▸ Data in this exercise:
*-*-*
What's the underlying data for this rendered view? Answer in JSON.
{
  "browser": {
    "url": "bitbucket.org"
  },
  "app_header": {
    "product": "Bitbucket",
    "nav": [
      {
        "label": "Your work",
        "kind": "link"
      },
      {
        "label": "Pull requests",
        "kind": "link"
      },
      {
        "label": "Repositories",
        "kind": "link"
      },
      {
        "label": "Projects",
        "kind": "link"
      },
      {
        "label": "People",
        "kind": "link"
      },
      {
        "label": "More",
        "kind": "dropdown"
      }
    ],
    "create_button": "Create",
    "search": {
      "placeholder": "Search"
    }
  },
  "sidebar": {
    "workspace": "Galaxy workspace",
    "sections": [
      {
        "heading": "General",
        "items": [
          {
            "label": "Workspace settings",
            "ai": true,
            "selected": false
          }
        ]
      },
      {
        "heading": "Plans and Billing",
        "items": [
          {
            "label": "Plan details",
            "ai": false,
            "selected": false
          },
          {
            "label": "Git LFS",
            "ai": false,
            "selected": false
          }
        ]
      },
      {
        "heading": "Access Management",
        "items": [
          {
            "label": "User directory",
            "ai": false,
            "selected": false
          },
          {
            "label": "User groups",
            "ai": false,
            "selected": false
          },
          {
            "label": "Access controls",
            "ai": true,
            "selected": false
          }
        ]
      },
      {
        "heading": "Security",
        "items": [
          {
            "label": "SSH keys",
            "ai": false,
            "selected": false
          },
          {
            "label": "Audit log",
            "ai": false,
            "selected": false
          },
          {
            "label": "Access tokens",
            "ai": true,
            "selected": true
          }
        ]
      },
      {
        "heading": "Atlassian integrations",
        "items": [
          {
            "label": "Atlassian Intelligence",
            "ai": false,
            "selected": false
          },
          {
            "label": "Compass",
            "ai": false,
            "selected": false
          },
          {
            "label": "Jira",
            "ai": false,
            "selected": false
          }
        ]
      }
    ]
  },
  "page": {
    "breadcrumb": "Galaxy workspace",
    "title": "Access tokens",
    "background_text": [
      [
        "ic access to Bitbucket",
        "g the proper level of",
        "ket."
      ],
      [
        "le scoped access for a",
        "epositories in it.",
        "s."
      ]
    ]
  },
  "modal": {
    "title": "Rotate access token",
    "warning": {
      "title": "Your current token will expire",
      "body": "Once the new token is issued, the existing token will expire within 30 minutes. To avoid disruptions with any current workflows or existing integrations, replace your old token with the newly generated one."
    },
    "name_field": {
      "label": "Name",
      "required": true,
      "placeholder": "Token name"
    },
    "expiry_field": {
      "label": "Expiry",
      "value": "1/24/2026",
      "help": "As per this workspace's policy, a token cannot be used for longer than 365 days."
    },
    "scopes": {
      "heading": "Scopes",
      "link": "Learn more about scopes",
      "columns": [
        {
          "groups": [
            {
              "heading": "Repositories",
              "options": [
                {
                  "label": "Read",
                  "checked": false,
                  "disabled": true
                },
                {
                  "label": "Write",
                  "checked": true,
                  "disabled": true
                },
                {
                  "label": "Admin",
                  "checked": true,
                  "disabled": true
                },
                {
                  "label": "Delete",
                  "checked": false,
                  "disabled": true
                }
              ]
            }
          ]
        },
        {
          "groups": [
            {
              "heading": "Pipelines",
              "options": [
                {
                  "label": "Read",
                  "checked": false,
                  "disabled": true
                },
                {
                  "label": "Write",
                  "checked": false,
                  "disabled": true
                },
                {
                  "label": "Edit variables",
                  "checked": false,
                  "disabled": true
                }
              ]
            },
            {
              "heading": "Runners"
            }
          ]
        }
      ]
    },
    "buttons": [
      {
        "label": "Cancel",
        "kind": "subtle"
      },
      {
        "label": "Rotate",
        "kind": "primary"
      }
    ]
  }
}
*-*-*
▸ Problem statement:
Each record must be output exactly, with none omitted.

▸ Written response:
What's the underlying data for this rendered view? Answer in JSON.
{
  "browser": {
    "url": "bitbucket.org"
  },
  "app_header": {
    "product": "Bitbucket",
    "nav": [
      {
        "label": "Your work",
        "kind": "link"
      },
      {
        "label": "Pull requests",
        "kind": "link"
      },
      {
        "label": "Repositories",
        "kind": "link"
      },
      {
        "label": "Projects",
        "kind": "link"
      },
      {
        "label": "People",
        "kind": "link"
      },
      {
        "label": "More",
        "kind": "dropdown"
      }
    ],
    "create_button": "Create",
    "search": {
      "placeholder": "Search"
    }
  },
  "sidebar": {
    "workspace": "Galaxy workspace",
    "sections": [
      {
        "heading": "General",
        "items": [
          {
            "label": "Workspace settings",
            "ai": true,
            "selected": false
          }
        ]
      },
      {
        "heading": "Plans and Billing",
        "items": [
          {
            "label": "Plan details",
            "ai": false,
            "selected": false
          },
          {
            "label": "Git LFS",
            "ai": false,
            "selected": false
          }
        ]
      },
      {
        "heading": "Access Management",
        "items": [
          {
            "label": "User directory",
            "ai": false,
            "selected": false
          },
          {
            "label": "User groups",
            "ai": false,
            "selected": false
          },
          {
            "label": "Access controls",
            "ai": true,
            "selected": false
          }
        ]
      },
      {
        "heading": "Security",
        "items": [
          {
            "label": "SSH keys",
            "ai": false,
            "selected": false
          },
          {
            "label": "Audit log",
            "ai": false,
            "selected": false
          },
          {
            "label": "Access tokens",
            "ai": true,
            "selected": true
          }
        ]
      },
      {
        "heading": "Atlassian integrations",
        "items": [
          {
            "label": "Atlassian Intelligence",
            "ai": false,
            "selected": false
          },
          {
            "label": "Compass",
            "ai": false,
            "selected": false
          },
          {
            "label": "Jira",
            "ai": false,
            "selected": false
          }
        ]
      }
    ]
  },
  "page": {
    "breadcrumb": "Galaxy workspace",
    "title": "Access tokens",
    "background_text": [
      [
        "ic access to Bitbucket",
        "g the proper level of",
        "ket."
      ],
      [
        "le scoped access for a",
        "epositories in it.",
        "s."
      ]
    ]
  },
  "modal": {
    "title": "Rotate access token",
    "warning": {
      "title": "Your current token will expire",
      "body": "Once the new token is issued, the existing token will expire within 30 minutes. To avoid disruptions with any current workflows or existing integrations, replace your old token with the newly generated one."
    },
    "name_field": {
      "label": "Name",
      "required": true,
      "placeholder": "Token name"
    },
    "expiry_field": {
      "label": "Expiry",
      "value": "1/24/2026",
      "help": "As per this workspace's policy, a token cannot be used for longer than 365 days."
    },
    "scopes": {
      "heading": "Scopes",
      "link": "Learn more about scopes",
      "columns": [
        {
          "groups": [
            {
              "heading": "Repositories",
              "options": [
                {
                  "label": "Read",
                  "checked": false,
                  "disabled": true
                },
                {
                  "label": "Write",
                  "checked": true,
                  "disabled": true
                },
                {
                  "label": "Admin",
                  "checked": true,
                  "disabled": true
                },
                {
                  "label": "Delete",
                  "checked": false,
                  "disabled": true
                }
              ]
            }
          ]
        },
        {
          "groups": [
            {
              "heading": "Pipelines",
              "options": [
                {
                  "label": "Read",
                  "checked": false,
                  "disabled": true
                },
                {
                  "label": "Write",
                  "checked": false,
                  "disabled": true
                },
                {
                  "label": "Edit variables",
                  "checked": false,
                  "disabled": true
                }
              ]
            },
            {
              "heading": "Runners"
            }
          ]
        }
      ]
    },
    "buttons": [
      {
        "label": "Cancel",
        "kind": "subtle"
      },
      {
        "label": "Rotate",
        "kind": "primary"
      }
    ]
  }
}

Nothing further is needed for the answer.